Firmly entrenched in Cedars-Sinai's “bench to bedside and back to bench” philosophy, the F. Widjaja Foundation Inflammatory Bowel and Immunobiology Research Institute uses translational research to analyze the results of clinical investigations for important insights into new basic research avenues. Due to Cedars-Sinai's emphasis on inflammatory bowel disease, the clinical program and participation in both clinical and basic research, physician/scientists at the Institute are in a position to make clinical observations that can be immediately investigated and applied towards changes and improvements in patient care. This leads to a “personalized medicine” approach to treating our patients.
Translational research studies underway include:
- Investigating the role of genetic variation and clinical factors in predicting the need for colectomy in medically-refractive ulcerative colitis
- Investigation of the genetic and clinical factors predicting osteoporosis in IBD patients
- Study of genetic, serological and clinical factors predicting disease recurrence following surgical resection in Crohn's disease
- Investigation of the pharmacogenetics of anti-TNF therapy, thiopurine therapy and methotrexate in IBD
- Phenotype/genotype associations in both ulcerative colitis and Crohn's disease

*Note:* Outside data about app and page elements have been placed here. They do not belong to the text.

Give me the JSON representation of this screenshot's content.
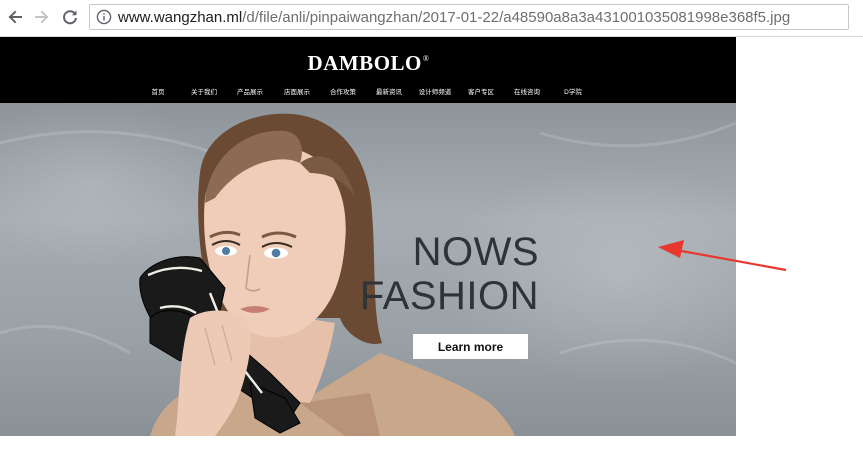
{
  "browser": {
    "url_prefix": "www.wangzhan.ml",
    "url_path": "/d/file/anli/pinpaiwangzhan/2017-01-22/a48590a8a3a431001035081998e368f5.jpg",
    "back_icon": "back-arrow-icon",
    "forward_icon": "forward-arrow-icon",
    "reload_icon": "reload-icon",
    "info_icon": "info-icon"
  },
  "site": {
    "logo": "DAMBOLO",
    "logo_mark": "®",
    "nav": [
      "首页",
      "关于我们",
      "产品展示",
      "店面展示",
      "合作攻策",
      "最新资讯",
      "设计师频道",
      "客户专区",
      "在线咨询",
      "D学院"
    ],
    "hero": {
      "title_line1": "NOWS",
      "title_line2": "FASHION",
      "cta_label": "Learn more"
    }
  },
  "colors": {
    "header_bg": "#000000",
    "annotation_arrow": "#e8372f"
  }
}
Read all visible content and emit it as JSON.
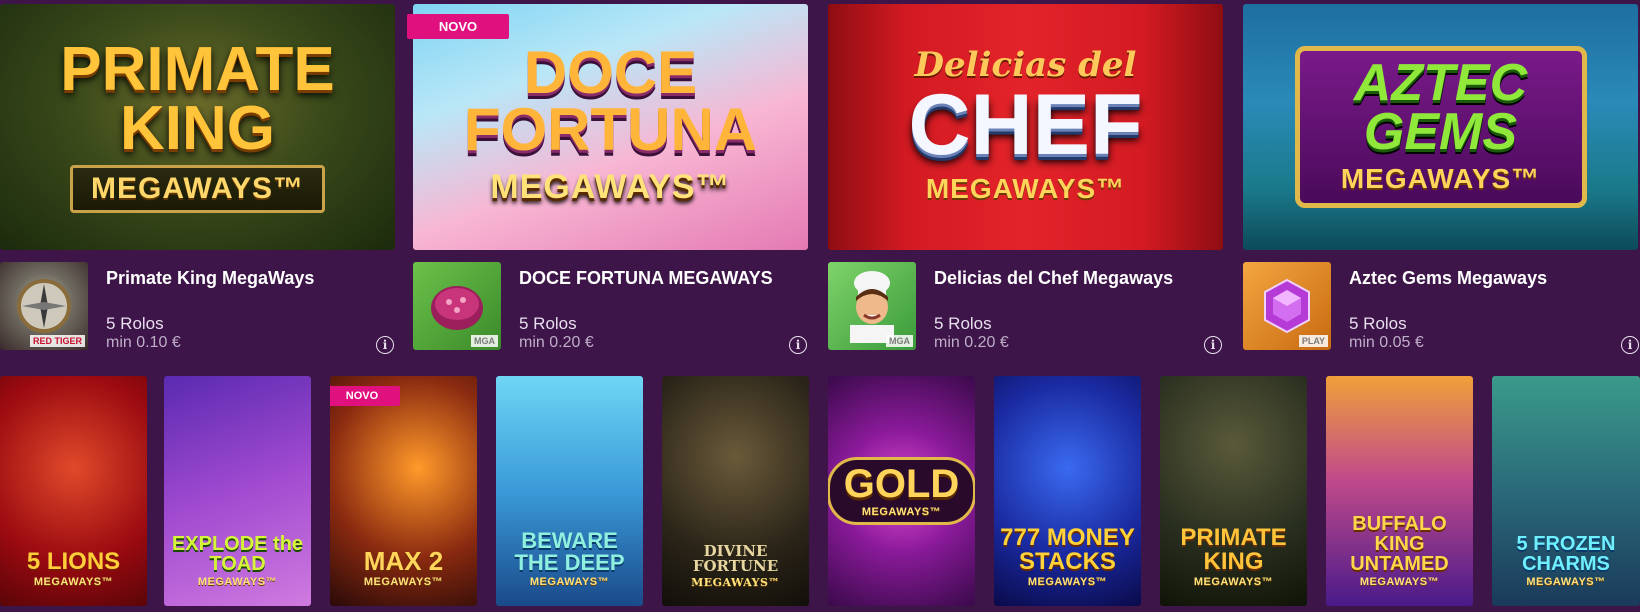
{
  "featured": [
    {
      "art_title": "PRIMATE KING",
      "art_sub": "MEGAWAYS™",
      "title": "Primate King MegaWays",
      "reels": "5 Rolos",
      "min": "min 0.10 €",
      "provider_tag": "RED TIGER",
      "provider_icon": "compass-icon",
      "badge": ""
    },
    {
      "art_title": "DOCE FORTUNA",
      "art_sub": "MEGAWAYS™",
      "title": "DOCE FORTUNA MEGAWAYS",
      "reels": "5 Rolos",
      "min": "min 0.20 €",
      "provider_tag": "MGA",
      "provider_icon": "candy-icon",
      "badge": "NOVO"
    },
    {
      "art_title_script": "Delicias del",
      "art_title": "CHEF",
      "art_sub": "MEGAWAYS™",
      "title": "Delicias del Chef Megaways",
      "reels": "5 Rolos",
      "min": "min 0.20 €",
      "provider_tag": "MGA",
      "provider_icon": "chef-icon",
      "badge": ""
    },
    {
      "art_title": "AZTEC GEMS",
      "art_sub": "MEGAWAYS™",
      "title": "Aztec Gems Megaways",
      "reels": "5 Rolos",
      "min": "min 0.05 €",
      "provider_tag": "PLAY",
      "provider_icon": "gem-icon",
      "badge": ""
    }
  ],
  "small_games": [
    {
      "line1": "5 LIONS",
      "line2": "MEGAWAYS™",
      "badge": ""
    },
    {
      "line1": "EXPLODE the TOAD",
      "line2": "MEGAWAYS™",
      "badge": ""
    },
    {
      "line1": "MAX 2",
      "line2": "MEGAWAYS™",
      "badge": "NOVO"
    },
    {
      "line1": "BEWARE THE DEEP",
      "line2": "MEGAWAYS™",
      "badge": ""
    },
    {
      "line1": "DIVINE FORTUNE",
      "line2": "MEGAWAYS™",
      "badge": ""
    },
    {
      "line1": "GOLD",
      "line2": "MEGAWAYS™",
      "badge": ""
    },
    {
      "line1": "777 MONEY STACKS",
      "line2": "MEGAWAYS™",
      "badge": ""
    },
    {
      "line1": "PRIMATE KING",
      "line2": "MEGAWAYS™",
      "badge": ""
    },
    {
      "line1": "BUFFALO KING UNTAMED",
      "line2": "MEGAWAYS™",
      "badge": ""
    },
    {
      "line1": "5 FROZEN CHARMS",
      "line2": "MEGAWAYS™",
      "badge": ""
    }
  ],
  "info_icon": "i",
  "colors": {
    "background": "#3d1548",
    "badge": "#e0117f",
    "title_text": "#ffffff",
    "meta_text": "#bfaec9"
  }
}
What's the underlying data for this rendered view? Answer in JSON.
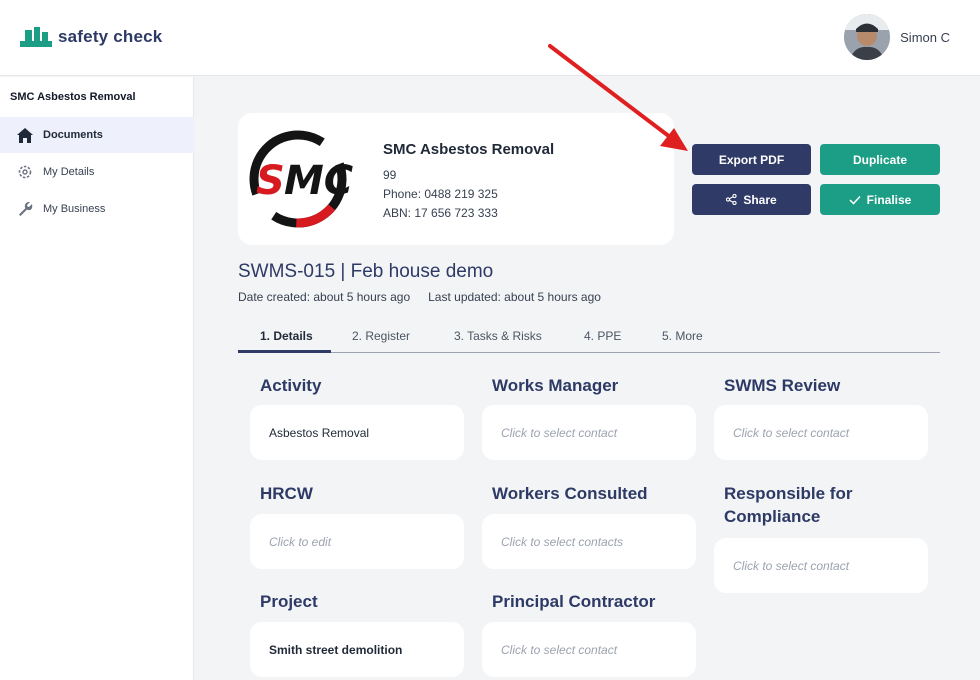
{
  "app": {
    "name": "safety check"
  },
  "user": {
    "name": "Simon C"
  },
  "sidebar": {
    "org": "SMC Asbestos Removal",
    "items": [
      {
        "label": "Documents",
        "icon": "home-icon"
      },
      {
        "label": "My Details",
        "icon": "gear-icon"
      },
      {
        "label": "My Business",
        "icon": "wrench-icon"
      }
    ]
  },
  "company": {
    "logo_text": "SMC",
    "name": "SMC Asbestos Removal",
    "address": "99",
    "phone": "Phone: 0488 219 325",
    "abn": "ABN: 17 656 723 333"
  },
  "actions": {
    "export_pdf": "Export PDF",
    "duplicate": "Duplicate",
    "share": "Share",
    "finalise": "Finalise"
  },
  "document": {
    "title": "SWMS-015 | Feb house demo",
    "created": "Date created: about 5 hours ago",
    "updated": "Last updated: about 5 hours ago"
  },
  "tabs": [
    "1. Details",
    "2. Register",
    "3. Tasks & Risks",
    "4. PPE",
    "5. More"
  ],
  "fields": {
    "activity": {
      "label": "Activity",
      "value": "Asbestos Removal"
    },
    "works_manager": {
      "label": "Works Manager",
      "value": "Click to select contact"
    },
    "swms_review": {
      "label": "SWMS Review",
      "value": "Click to select contact"
    },
    "hrcw": {
      "label": "HRCW",
      "value": "Click to edit"
    },
    "workers_consulted": {
      "label": "Workers Consulted",
      "value": "Click to select contacts"
    },
    "responsible_1": "Responsible for",
    "responsible_2": "Compliance",
    "responsible_value": "Click to select contact",
    "project": {
      "label": "Project",
      "value": "Smith street demolition"
    },
    "principal_contractor": {
      "label": "Principal Contractor",
      "value": "Click to select contact"
    }
  },
  "colors": {
    "navy": "#2f3a67",
    "teal": "#1c9d85",
    "arrow": "#e02020",
    "logo_red": "#d71920"
  }
}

- Identification of IBD susceptibility loci in a number of ethnic groups including Hispanics, Ashkenazi Jewish, African-Americans and Asians
- Epidemiological studies of the extra-intestinal manifestations of IBD and the role of mucosal inflammation in the spondyloarthropathies
- Gene-environmental interaction with a particular emphasis on smoking and host-microbial interaction
- Genotypes and biologic phenotypes of ulcerative colitis and Crohn's disease